▶ EXERCISE INSTRUCTIONS
Each line containing the string "JSON" should be copied out of the entries.
------ ENTRIES SUPPLIED ------
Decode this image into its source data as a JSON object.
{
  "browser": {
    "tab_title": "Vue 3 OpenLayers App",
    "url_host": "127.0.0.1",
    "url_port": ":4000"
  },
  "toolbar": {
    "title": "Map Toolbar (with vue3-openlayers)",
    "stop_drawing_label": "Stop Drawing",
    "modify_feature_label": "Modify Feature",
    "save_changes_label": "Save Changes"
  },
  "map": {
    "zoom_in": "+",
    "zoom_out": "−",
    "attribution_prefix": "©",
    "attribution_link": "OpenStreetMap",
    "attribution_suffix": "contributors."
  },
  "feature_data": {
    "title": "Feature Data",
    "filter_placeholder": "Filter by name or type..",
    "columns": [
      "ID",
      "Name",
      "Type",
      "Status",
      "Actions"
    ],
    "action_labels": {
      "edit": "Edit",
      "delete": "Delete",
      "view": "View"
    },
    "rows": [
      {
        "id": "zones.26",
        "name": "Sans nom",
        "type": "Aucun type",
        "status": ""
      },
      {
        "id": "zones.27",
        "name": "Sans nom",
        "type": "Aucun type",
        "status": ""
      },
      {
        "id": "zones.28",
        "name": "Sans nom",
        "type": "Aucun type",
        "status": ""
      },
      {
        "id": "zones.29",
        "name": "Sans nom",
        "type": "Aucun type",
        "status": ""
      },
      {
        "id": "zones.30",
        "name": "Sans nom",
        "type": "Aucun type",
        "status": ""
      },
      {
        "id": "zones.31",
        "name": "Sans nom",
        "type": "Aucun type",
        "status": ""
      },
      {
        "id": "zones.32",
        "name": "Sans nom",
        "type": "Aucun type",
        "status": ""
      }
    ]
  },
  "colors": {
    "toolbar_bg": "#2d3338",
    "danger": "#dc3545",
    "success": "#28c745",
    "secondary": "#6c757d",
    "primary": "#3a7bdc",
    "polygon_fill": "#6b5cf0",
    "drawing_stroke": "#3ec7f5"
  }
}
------
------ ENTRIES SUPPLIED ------
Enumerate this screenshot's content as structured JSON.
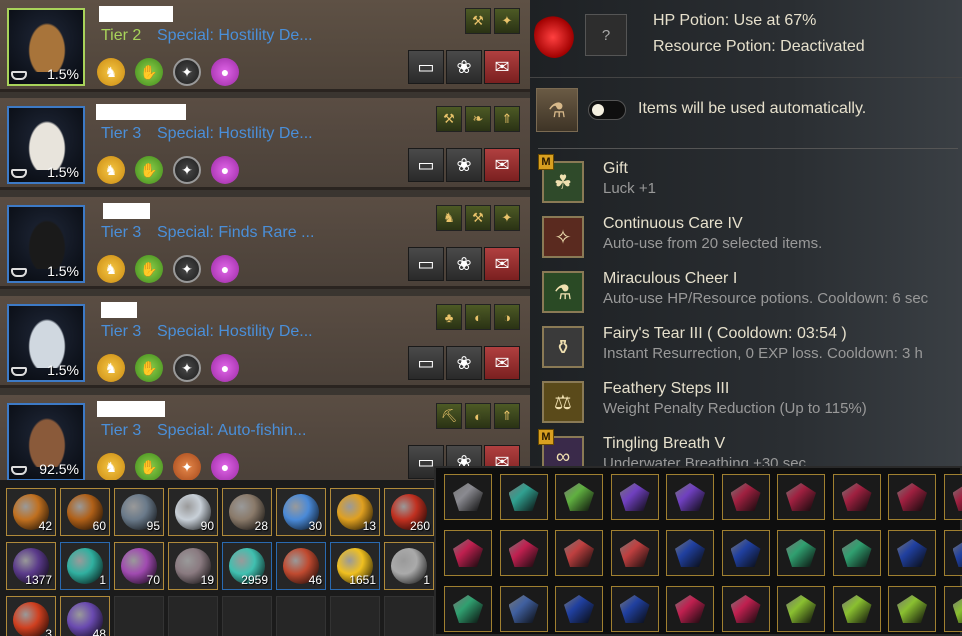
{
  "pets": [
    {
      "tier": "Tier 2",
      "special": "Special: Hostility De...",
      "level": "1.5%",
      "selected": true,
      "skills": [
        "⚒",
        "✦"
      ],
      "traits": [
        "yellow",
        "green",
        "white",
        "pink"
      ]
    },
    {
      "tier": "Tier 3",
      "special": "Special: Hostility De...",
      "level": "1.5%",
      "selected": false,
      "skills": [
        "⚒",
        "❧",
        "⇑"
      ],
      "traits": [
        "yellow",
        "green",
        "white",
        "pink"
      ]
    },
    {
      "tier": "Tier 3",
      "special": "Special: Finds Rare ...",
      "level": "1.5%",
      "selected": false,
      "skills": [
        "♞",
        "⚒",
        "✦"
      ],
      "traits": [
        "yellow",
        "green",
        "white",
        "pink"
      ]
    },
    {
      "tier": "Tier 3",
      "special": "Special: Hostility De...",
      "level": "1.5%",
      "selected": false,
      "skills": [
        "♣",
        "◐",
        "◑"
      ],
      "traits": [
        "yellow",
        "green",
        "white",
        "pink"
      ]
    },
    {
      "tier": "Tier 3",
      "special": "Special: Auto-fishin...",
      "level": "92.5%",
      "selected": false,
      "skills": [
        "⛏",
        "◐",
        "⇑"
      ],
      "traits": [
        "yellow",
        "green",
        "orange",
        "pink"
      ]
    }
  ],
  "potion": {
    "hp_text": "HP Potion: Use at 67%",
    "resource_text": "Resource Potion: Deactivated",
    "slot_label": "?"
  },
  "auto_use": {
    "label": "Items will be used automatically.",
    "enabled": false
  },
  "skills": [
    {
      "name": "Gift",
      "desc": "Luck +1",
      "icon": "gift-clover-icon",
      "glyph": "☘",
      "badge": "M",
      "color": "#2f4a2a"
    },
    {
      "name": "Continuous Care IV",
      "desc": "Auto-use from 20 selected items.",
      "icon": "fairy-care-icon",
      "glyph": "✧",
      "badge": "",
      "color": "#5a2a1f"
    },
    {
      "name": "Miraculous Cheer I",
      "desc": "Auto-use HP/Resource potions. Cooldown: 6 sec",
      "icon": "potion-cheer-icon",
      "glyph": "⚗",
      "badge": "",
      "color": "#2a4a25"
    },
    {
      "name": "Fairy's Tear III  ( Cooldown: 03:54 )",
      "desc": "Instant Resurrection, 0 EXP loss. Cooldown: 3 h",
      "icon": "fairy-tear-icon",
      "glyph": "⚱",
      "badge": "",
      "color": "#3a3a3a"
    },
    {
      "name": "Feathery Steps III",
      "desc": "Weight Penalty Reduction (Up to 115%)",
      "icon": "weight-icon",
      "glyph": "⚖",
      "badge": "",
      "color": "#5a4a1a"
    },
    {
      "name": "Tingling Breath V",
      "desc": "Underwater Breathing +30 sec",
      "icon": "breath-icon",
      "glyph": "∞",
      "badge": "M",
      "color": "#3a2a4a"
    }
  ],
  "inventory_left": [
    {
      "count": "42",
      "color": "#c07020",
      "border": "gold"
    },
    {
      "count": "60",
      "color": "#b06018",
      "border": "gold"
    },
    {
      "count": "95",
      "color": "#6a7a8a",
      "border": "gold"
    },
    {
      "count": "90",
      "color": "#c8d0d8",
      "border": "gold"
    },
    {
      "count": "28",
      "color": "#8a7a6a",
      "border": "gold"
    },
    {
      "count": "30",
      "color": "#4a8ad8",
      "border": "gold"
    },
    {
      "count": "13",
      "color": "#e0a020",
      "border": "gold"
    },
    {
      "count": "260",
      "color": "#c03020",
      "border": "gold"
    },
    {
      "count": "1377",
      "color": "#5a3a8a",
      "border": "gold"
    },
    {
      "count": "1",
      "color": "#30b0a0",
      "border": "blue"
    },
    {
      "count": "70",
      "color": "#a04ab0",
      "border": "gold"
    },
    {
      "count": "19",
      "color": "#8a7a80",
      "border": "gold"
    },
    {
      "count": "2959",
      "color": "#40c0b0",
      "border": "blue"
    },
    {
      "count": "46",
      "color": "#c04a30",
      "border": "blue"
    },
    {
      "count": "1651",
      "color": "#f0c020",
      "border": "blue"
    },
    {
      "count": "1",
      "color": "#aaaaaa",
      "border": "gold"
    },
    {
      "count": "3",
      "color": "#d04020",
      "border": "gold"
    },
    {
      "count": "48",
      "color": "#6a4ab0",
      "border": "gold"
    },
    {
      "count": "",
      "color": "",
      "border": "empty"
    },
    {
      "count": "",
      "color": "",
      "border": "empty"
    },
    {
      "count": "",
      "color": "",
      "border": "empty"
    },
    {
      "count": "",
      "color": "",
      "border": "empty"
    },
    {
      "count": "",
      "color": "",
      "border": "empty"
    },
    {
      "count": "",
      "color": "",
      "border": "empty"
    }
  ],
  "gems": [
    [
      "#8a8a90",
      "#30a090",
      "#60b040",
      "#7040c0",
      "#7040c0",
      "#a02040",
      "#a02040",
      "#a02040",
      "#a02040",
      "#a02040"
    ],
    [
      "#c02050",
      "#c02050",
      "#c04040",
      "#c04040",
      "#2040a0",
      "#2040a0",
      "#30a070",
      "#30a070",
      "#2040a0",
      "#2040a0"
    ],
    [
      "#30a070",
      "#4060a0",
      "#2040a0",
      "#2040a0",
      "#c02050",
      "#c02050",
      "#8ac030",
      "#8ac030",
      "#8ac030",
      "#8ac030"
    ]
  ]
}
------
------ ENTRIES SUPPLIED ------
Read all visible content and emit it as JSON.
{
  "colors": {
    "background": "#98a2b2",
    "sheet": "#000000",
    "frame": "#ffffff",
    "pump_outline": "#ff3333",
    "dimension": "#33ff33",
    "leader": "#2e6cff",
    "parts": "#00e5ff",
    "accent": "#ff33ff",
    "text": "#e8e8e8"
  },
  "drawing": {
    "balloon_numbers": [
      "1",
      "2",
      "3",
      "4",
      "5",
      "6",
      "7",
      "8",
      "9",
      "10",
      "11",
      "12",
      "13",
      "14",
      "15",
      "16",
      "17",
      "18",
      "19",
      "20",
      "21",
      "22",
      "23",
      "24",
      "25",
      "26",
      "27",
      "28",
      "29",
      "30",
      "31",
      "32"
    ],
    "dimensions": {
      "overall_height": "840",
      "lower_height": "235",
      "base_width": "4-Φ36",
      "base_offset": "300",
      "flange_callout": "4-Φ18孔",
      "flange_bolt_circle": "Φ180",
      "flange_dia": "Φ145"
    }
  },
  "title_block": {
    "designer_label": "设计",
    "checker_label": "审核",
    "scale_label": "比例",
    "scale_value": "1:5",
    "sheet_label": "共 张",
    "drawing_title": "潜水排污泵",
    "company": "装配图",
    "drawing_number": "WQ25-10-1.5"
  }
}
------
▶ TASK ANSWER
Decode this image into its source data as a JSON object.
Enumerate this screenshot's content as structured JSON.
Read all visible content and emit it as JSON.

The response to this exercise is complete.